The Nasdaq Composite fell more than 120 points, or 2.4 percent, to end below 5,000 for the first time since May 13, with biotechs and Apple both more than 1 percent lower. The last time the index dipped below the psychologically key level was June 15.
The S&P 500 declined more than 2 percent for the first time in 2015 with financials tumbling about 2.4 percent to lead all ten sectors lower. The index fell into negative territory for the year, off 0.06 percent.
Stocks extended losses in late-afternoon trade as Greece Prime Minister Alexis Tsipras said the stronger the rejection of the creditor deal, the stronger the Greek hand in the talks. He added that the aim for the referendum is to bring continuation of negotiations with lenders.
S&P downgraded Greece to "CCC-" and said in a Reuters report that the probability of the country exiting the euro zone is now about 50 percent. Earlier, a Greek official told Reuters in midday trade ET that the country will not pay its loan due to the International Monetary Fund on Tuesday.
The CBOE Volatility Index (VIX), widely considered the best gauge of fear in the market, jumped more than 36 percent to above 19. The surge is the largest one-day move so far this year.

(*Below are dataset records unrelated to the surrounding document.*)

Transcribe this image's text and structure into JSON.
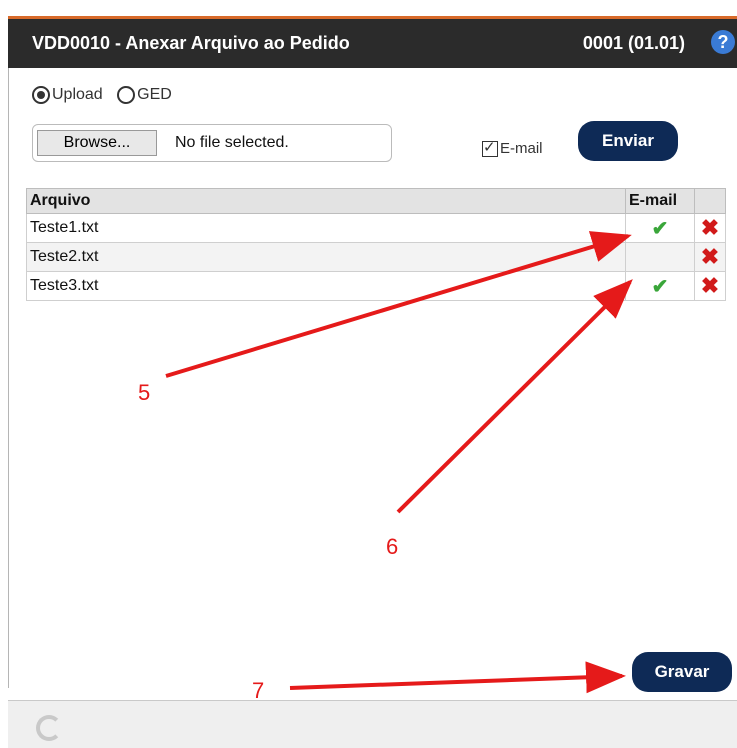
{
  "window": {
    "title": "VDD0010 - Anexar Arquivo ao Pedido",
    "version": "0001 (01.01)",
    "help_icon": "?"
  },
  "source_options": [
    {
      "label": "Upload",
      "selected": true
    },
    {
      "label": "GED",
      "selected": false
    }
  ],
  "file_input": {
    "browse_label": "Browse...",
    "status": "No file selected."
  },
  "email_option": {
    "label": "E-mail",
    "checked": true
  },
  "buttons": {
    "send_label": "Enviar",
    "save_label": "Gravar"
  },
  "table": {
    "columns": [
      "Arquivo",
      "E-mail",
      ""
    ],
    "rows": [
      {
        "file": "Teste1.txt",
        "email": true
      },
      {
        "file": "Teste2.txt",
        "email": false
      },
      {
        "file": "Teste3.txt",
        "email": true
      }
    ]
  },
  "annotations": {
    "a5": "5",
    "a6": "6",
    "a7": "7"
  },
  "colors": {
    "header": "#2b2b2b",
    "accent": "#d86a2a",
    "button": "#0e2a56",
    "annotation": "#e51a1a"
  }
}
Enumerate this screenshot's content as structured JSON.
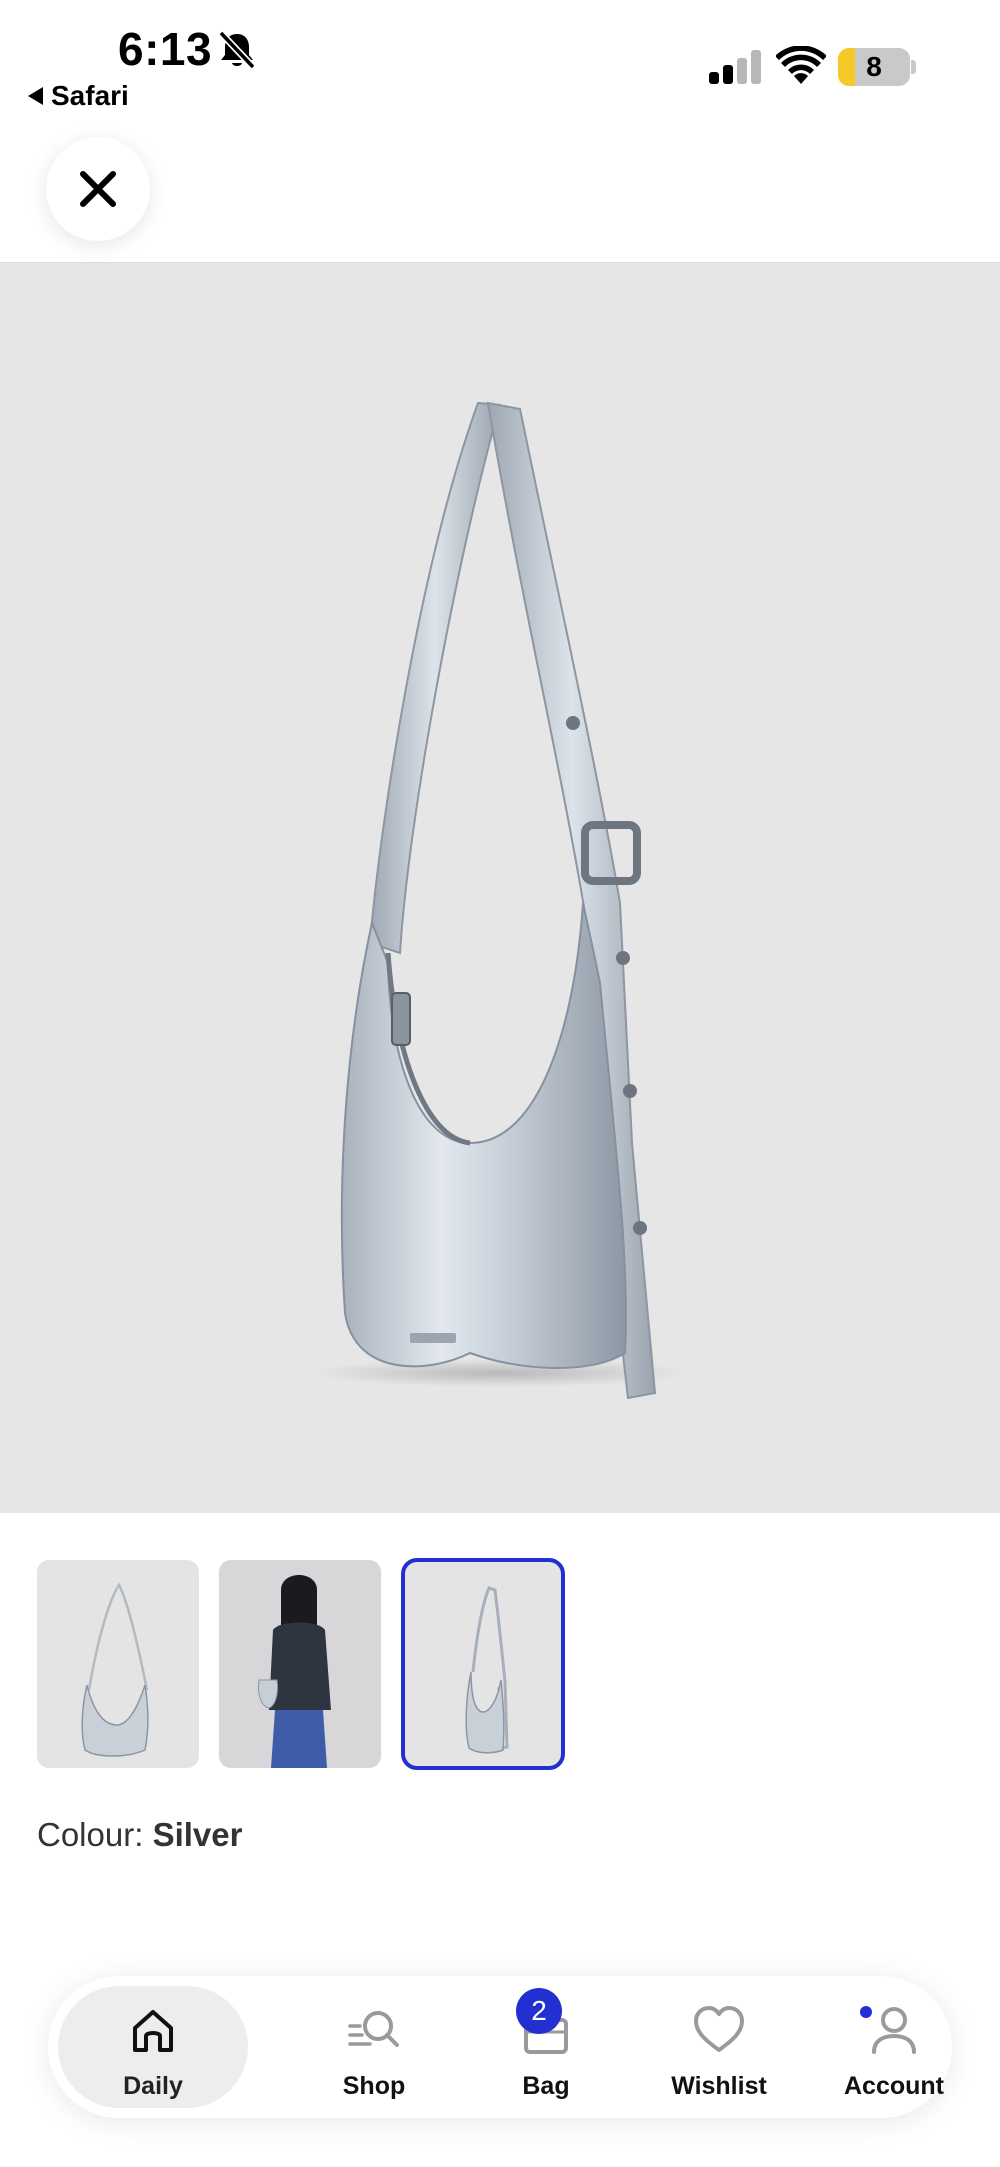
{
  "status_bar": {
    "time": "6:13",
    "back_app": "Safari",
    "battery_percent": "8",
    "battery_level": 0.08
  },
  "gallery": {
    "selected_index": 2,
    "thumbnail_count": 3
  },
  "product": {
    "colour_label": "Colour:",
    "colour_value": "Silver"
  },
  "nav": {
    "items": [
      {
        "label": "Daily",
        "icon": "home-icon",
        "active": true
      },
      {
        "label": "Shop",
        "icon": "search-icon"
      },
      {
        "label": "Bag",
        "icon": "bag-icon",
        "badge": "2"
      },
      {
        "label": "Wishlist",
        "icon": "heart-icon"
      },
      {
        "label": "Account",
        "icon": "person-icon"
      }
    ]
  },
  "colors": {
    "accent": "#2230d1",
    "hero_background": "#e6e6e7",
    "battery_low": "#f6c928"
  }
}
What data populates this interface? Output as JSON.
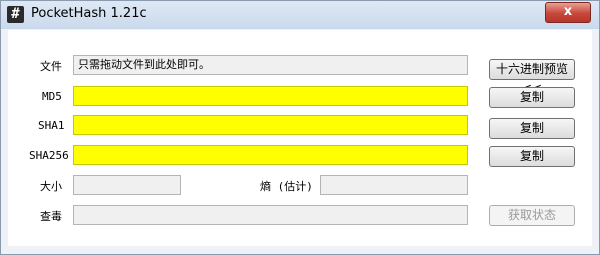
{
  "window": {
    "title": "PocketHash 1.21c",
    "icon": "hash-icon",
    "close_label": "x"
  },
  "file_row": {
    "label": "文件",
    "value": "只需拖动文件到此处即可。",
    "hex_preview_button": "十六进制预览<<"
  },
  "md5": {
    "label": "MD5",
    "value": "",
    "copy_button": "复制"
  },
  "sha1": {
    "label": "SHA1",
    "value": "",
    "copy_button": "复制"
  },
  "sha256": {
    "label": "SHA256",
    "value": "",
    "copy_button": "复制"
  },
  "size": {
    "label": "大小",
    "value": ""
  },
  "entropy": {
    "label": "熵 (估计)",
    "value": ""
  },
  "scan": {
    "label": "查毒",
    "value": "",
    "get_status_button": "获取状态"
  },
  "colors": {
    "hash_field": "#ffff00",
    "close_button": "#c6483a"
  }
}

"The VIX index is continuing to move higher, suggesting investors are reaching a 'Fear Level Crisis,'" Peter Cardillo, chief market economist at Rockwell Global Capital, said in a note. "This level of high volatility is poised to feed on itself, thereby threatening major support levels."
Art Hogan, chief market strategist at Wunderlich Securities, was watching to see if the S&P 500 could hold its 200-day moving average of 2,053.55. The index closed just 4 points above it. Earlier in the day, the index broke through the 2,070 support level that many analysts were watching.
"You've got a lot of influences coming in, some expected and some unexpected. In the aggregate that's going to keep alot of pressure on markets both internationally and domestically," Hogan said.
In addition to capital controls in Greece, Puerto Rico's governor said the commonwealth cannot pay its debt of about $72 billion.
"I think that's obviously another issue," said Quincy Krosby, market strategist at Prudential Financial. "I think it's probably ancillary to Greece right now—part of the cross currents."
Mainland Chinese markets entered bear market territory, with the Shanghai Composite closing 3.3 percent lower on Monday despite initial attempts at gains following the central bank's rate cut over the weekend.
"For the most part the United States and U.S. equities are pretty well insulated from the crisis in Greece," said Jack Ablin, chief investment officer at BMO Private Bank. He said the issues in Europe are more political.
Stocks pared opening losses in mid-morning trade. It's "better than expected, not as bad as possibly feared," said Robert Pavlik, chief market strategist at Boston Private Wealth. "This is a knee-jerk reaction and one that will work itself out. ... In the grand scheme of things (Greece) is not a big deal for the global economy."
Pavlik said the declines presented more of a buying opportunity, especially in financials, consumer discretionary, health care and technology.
"The U.S. market has held up fairly well compared with everything overnight," Krosby said. "(Currency) hasn't been screaming 'Armageddon,' nor has the bond market."
The dollar reversed to trade more than half a percent lower, while the euro turned positive to top $1.12. Earlier, the euro fell below $1.10 to a one-month low.
Treasury yields declined, with the U.S. 10-year yield near 2.32 percent, while the 2-year yield was 0.64 percent in morning trade. The German 10-year bund yield was 0.80 percent.